In light of his new book, Why Bob Dylan Matters, Harvard Professor Richard F. Thomas shares why the legendary singer has changed the way we experience music.
Bob Dylan, master of the English language in my lifetime, and the greatest songwriter of the last half century, has become a classic. His song is here to stay, and belongs with other classics, going back to T. S. Eliot, Shakespeare, ultimately to Homer and Virgil, the greatest poets of Greece and Rome—poets whose lyrics Dylan has been channeling in recent decades.
One way of thinking about a classic is to imagine a world in which a particular artistic genius did not exist, to think of what would not have happened if we subtracted that genius. Without Homer there would have been no Greek tragedy, no Virgil. Without Virgil, later poets such as Dante, Milton, Eliot and Seamus Heaney would have written something, but not the works they actually gave us. Similarly, in the mid-1960s Bob Dylan utterly transformed popular music, both lyrics and performance, and he has continued to do so for over 50 years. The models he sought were outside the song tradition, the French Symbolists, the Romantic poets, the Beats, but also within that tradition, in the rich and deep traditions of folk music. “I had all the vernacular down,” says Dylan in his Nobel Prize lecture. “When I started writing my own songs, the folk lingo was the only vocabulary that I knew, and I used it.” Everything was transformed and blended into new genres through the art of Bob Dylan. Without what he did in those years, other artists, Leonard Cohen, Joni Mitchell, Bruce Springsteen, would have done something else.
In the lecture Dylan reveals some of the musical and literary figures who influenced him, starting out with Buddy Holly, the rock 'n' roll singer he saw and heard aged 18, days before Holly died in a plane crash. The lecture ends with Homer, one of the authors he says “stuck with me ever since I read them way back in grammar school”—“I return once again to Homer, who says, “Sing in me, oh Muse, and through me tell the story.”

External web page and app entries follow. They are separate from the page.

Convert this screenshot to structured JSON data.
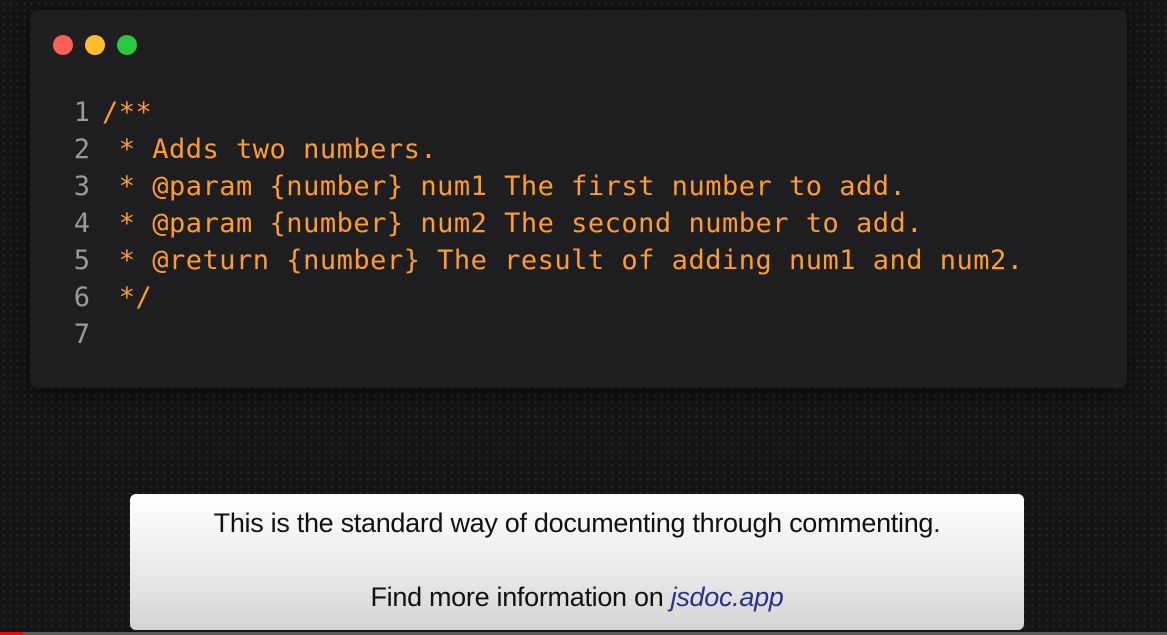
{
  "window": {
    "traffic_lights": [
      {
        "name": "close",
        "color": "#ff5f57"
      },
      {
        "name": "minimize",
        "color": "#febc2e"
      },
      {
        "name": "maximize",
        "color": "#28c840"
      }
    ]
  },
  "code": {
    "lines": [
      {
        "number": "1",
        "text": "/**"
      },
      {
        "number": "2",
        "text": " * Adds two numbers."
      },
      {
        "number": "3",
        "text": " * @param {number} num1 The first number to add."
      },
      {
        "number": "4",
        "text": " * @param {number} num2 The second number to add."
      },
      {
        "number": "5",
        "text": " * @return {number} The result of adding num1 and num2."
      },
      {
        "number": "6",
        "text": " */"
      },
      {
        "number": "7",
        "text": ""
      }
    ],
    "text_color": "#ff9b2f",
    "line_number_color": "#9a9a9a"
  },
  "caption": {
    "line1": "This is the standard way of documenting through commenting.",
    "line2_prefix": "Find more information on",
    "link": "jsdoc.app",
    "link_color": "#2a318c"
  },
  "video": {
    "progress_fraction": 0.02
  }
}
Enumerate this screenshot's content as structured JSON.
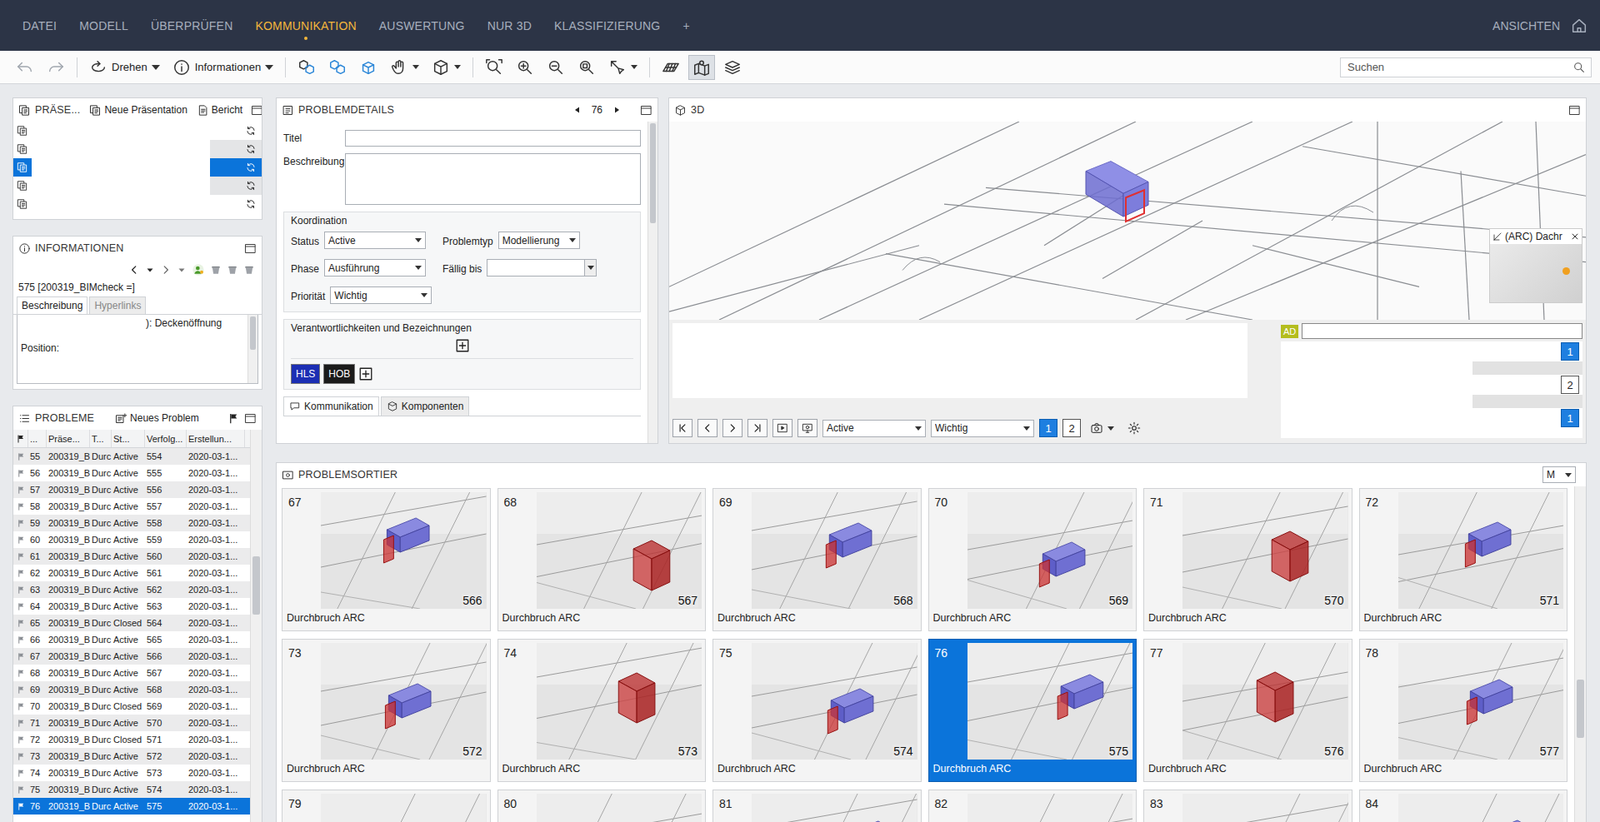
{
  "menu": {
    "items": [
      {
        "label": "DATEI",
        "selected": false
      },
      {
        "label": "MODELL",
        "selected": false
      },
      {
        "label": "ÜBERPRÜFEN",
        "selected": false
      },
      {
        "label": "KOMMUNIKATION",
        "selected": true
      },
      {
        "label": "AUSWERTUNG",
        "selected": false
      },
      {
        "label": "NUR 3D",
        "selected": false
      },
      {
        "label": "KLASSIFIZIERUNG",
        "selected": false
      },
      {
        "label": "+",
        "selected": false
      }
    ],
    "views": "ANSICHTEN"
  },
  "toolbar": {
    "rotate": "Drehen",
    "info": "Informationen",
    "mapView": {
      "pressed": true
    },
    "search": {
      "placeholder": "Suchen"
    }
  },
  "presentations": {
    "title": "PRÄSE...",
    "new": "Neue Präsentation",
    "report": "Bericht",
    "rows": [
      {
        "selected": false,
        "shaded": false
      },
      {
        "selected": false,
        "shaded": true
      },
      {
        "selected": true,
        "shaded": false
      },
      {
        "selected": false,
        "shaded": true
      },
      {
        "selected": false,
        "shaded": false
      }
    ]
  },
  "info": {
    "title": "INFORMATIONEN",
    "issue": "575 [200319_BIMcheck =]",
    "tabs": [
      {
        "label": "Beschreibung",
        "selected": true
      },
      {
        "label": "Hyperlinks",
        "selected": false
      }
    ],
    "text": "): Deckenöffnung",
    "position": "Position:"
  },
  "problems": {
    "title": "PROBLEME",
    "new": "Neues Problem",
    "columns": [
      "...",
      "Präse...",
      "T...",
      "St...",
      "Verfolg...",
      "Erstellun..."
    ],
    "rows": [
      {
        "cells": [
          "55",
          "200319_B",
          "Durc",
          "Active",
          "554",
          "2020-03-1..."
        ],
        "selected": false
      },
      {
        "cells": [
          "56",
          "200319_B",
          "Durc",
          "Active",
          "555",
          "2020-03-1..."
        ],
        "selected": false
      },
      {
        "cells": [
          "57",
          "200319_B",
          "Durc",
          "Active",
          "556",
          "2020-03-1..."
        ],
        "selected": false
      },
      {
        "cells": [
          "58",
          "200319_B",
          "Durc",
          "Active",
          "557",
          "2020-03-1..."
        ],
        "selected": false
      },
      {
        "cells": [
          "59",
          "200319_B",
          "Durc",
          "Active",
          "558",
          "2020-03-1..."
        ],
        "selected": false
      },
      {
        "cells": [
          "60",
          "200319_B",
          "Durc",
          "Active",
          "559",
          "2020-03-1..."
        ],
        "selected": false
      },
      {
        "cells": [
          "61",
          "200319_B",
          "Durc",
          "Active",
          "560",
          "2020-03-1..."
        ],
        "selected": false
      },
      {
        "cells": [
          "62",
          "200319_B",
          "Durc",
          "Active",
          "561",
          "2020-03-1..."
        ],
        "selected": false
      },
      {
        "cells": [
          "63",
          "200319_B",
          "Durc",
          "Active",
          "562",
          "2020-03-1..."
        ],
        "selected": false
      },
      {
        "cells": [
          "64",
          "200319_B",
          "Durc",
          "Active",
          "563",
          "2020-03-1..."
        ],
        "selected": false
      },
      {
        "cells": [
          "65",
          "200319_B",
          "Durc",
          "Closed",
          "564",
          "2020-03-1..."
        ],
        "selected": false
      },
      {
        "cells": [
          "66",
          "200319_B",
          "Durc",
          "Active",
          "565",
          "2020-03-1..."
        ],
        "selected": false
      },
      {
        "cells": [
          "67",
          "200319_B",
          "Durc",
          "Active",
          "566",
          "2020-03-1..."
        ],
        "selected": false
      },
      {
        "cells": [
          "68",
          "200319_B",
          "Durc",
          "Active",
          "567",
          "2020-03-1..."
        ],
        "selected": false
      },
      {
        "cells": [
          "69",
          "200319_B",
          "Durc",
          "Active",
          "568",
          "2020-03-1..."
        ],
        "selected": false
      },
      {
        "cells": [
          "70",
          "200319_B",
          "Durc",
          "Closed",
          "569",
          "2020-03-1..."
        ],
        "selected": false
      },
      {
        "cells": [
          "71",
          "200319_B",
          "Durc",
          "Active",
          "570",
          "2020-03-1..."
        ],
        "selected": false
      },
      {
        "cells": [
          "72",
          "200319_B",
          "Durc",
          "Closed",
          "571",
          "2020-03-1..."
        ],
        "selected": false
      },
      {
        "cells": [
          "73",
          "200319_B",
          "Durc",
          "Active",
          "572",
          "2020-03-1..."
        ],
        "selected": false
      },
      {
        "cells": [
          "74",
          "200319_B",
          "Durc",
          "Active",
          "573",
          "2020-03-1..."
        ],
        "selected": false
      },
      {
        "cells": [
          "75",
          "200319_B",
          "Durc",
          "Active",
          "574",
          "2020-03-1..."
        ],
        "selected": false
      },
      {
        "cells": [
          "76",
          "200319_B",
          "Durc",
          "Active",
          "575",
          "2020-03-1..."
        ],
        "selected": true
      }
    ]
  },
  "details": {
    "title": "PROBLEMDETAILS",
    "index": "76",
    "titleLabel": "Titel",
    "descLabel": "Beschreibung",
    "group": "Koordination",
    "fields": [
      {
        "label": "Status",
        "value": "Active",
        "kind": "select"
      },
      {
        "label": "Problemtyp",
        "value": "Modellierung",
        "kind": "select"
      },
      {
        "label": "Phase",
        "value": "Ausführung",
        "kind": "select"
      },
      {
        "label": "Fällig bis",
        "kind": "date"
      },
      {
        "label": "Priorität",
        "value": "Wichtig",
        "kind": "select"
      }
    ],
    "responsibility": "Verantwortlichkeiten und Bezeichnungen",
    "tags": [
      {
        "label": "HLS",
        "color": "#1c2fb4"
      },
      {
        "label": "HOB",
        "color": "#1b1b1b"
      }
    ],
    "tabs": [
      {
        "label": "Kommunikation",
        "selected": true
      },
      {
        "label": "Komponenten",
        "selected": false
      }
    ]
  },
  "view3d": {
    "title": "3D",
    "overlay": "(ARC) Dachr",
    "status": "Active",
    "priority": "Wichtig",
    "pages": [
      {
        "label": "1",
        "selected": true
      },
      {
        "label": "2",
        "selected": false
      }
    ],
    "author": "AD",
    "markers": [
      {
        "label": "1",
        "selected": true
      },
      {
        "label": "2",
        "selected": false
      },
      {
        "label": "1",
        "selected": true
      }
    ]
  },
  "sorter": {
    "title": "PROBLEMSORTIER",
    "size": "M",
    "cards": [
      {
        "number": "67",
        "id": "566",
        "label": "Durchbruch ARC",
        "selected": false
      },
      {
        "number": "68",
        "id": "567",
        "label": "Durchbruch ARC",
        "selected": false
      },
      {
        "number": "69",
        "id": "568",
        "label": "Durchbruch ARC",
        "selected": false
      },
      {
        "number": "70",
        "id": "569",
        "label": "Durchbruch ARC",
        "selected": false
      },
      {
        "number": "71",
        "id": "570",
        "label": "Durchbruch ARC",
        "selected": false
      },
      {
        "number": "72",
        "id": "571",
        "label": "Durchbruch ARC",
        "selected": false
      },
      {
        "number": "73",
        "id": "572",
        "label": "Durchbruch ARC",
        "selected": false
      },
      {
        "number": "74",
        "id": "573",
        "label": "Durchbruch ARC",
        "selected": false
      },
      {
        "number": "75",
        "id": "574",
        "label": "Durchbruch ARC",
        "selected": false
      },
      {
        "number": "76",
        "id": "575",
        "label": "Durchbruch ARC",
        "selected": true
      },
      {
        "number": "77",
        "id": "576",
        "label": "Durchbruch ARC",
        "selected": false
      },
      {
        "number": "78",
        "id": "577",
        "label": "Durchbruch ARC",
        "selected": false
      },
      {
        "number": "79",
        "selected": false
      },
      {
        "number": "80",
        "selected": false
      },
      {
        "number": "81",
        "selected": false
      },
      {
        "number": "82",
        "selected": false
      },
      {
        "number": "83",
        "selected": false
      },
      {
        "number": "84",
        "selected": false
      }
    ]
  }
}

These revealing words hint at the ways Dylan’s art has evolved across these years, from way back in the Latin Club at Hibbing High School in northern Minnesota, to his entering into the worlds of ancient and modern poets and singers and recreating new worlds in his own astonishing art.
In his memoir Chronicles, Volume One (2004), a creative work as much like a novel as an autobiography, Dylan talks about the three ingredients of his songwriting: experience, observation and imagination. In Why Bob Dylan Matters (HarperCollins 2017) I explore all three elements, revealing how the imaginative mind of Dylan has across the years transformed a wealth of things seen, heard, read, and experienced into a written and performed art that will not see its equal. Like that of Virgil or Eliot, his is a voice for the ages, a modern classic.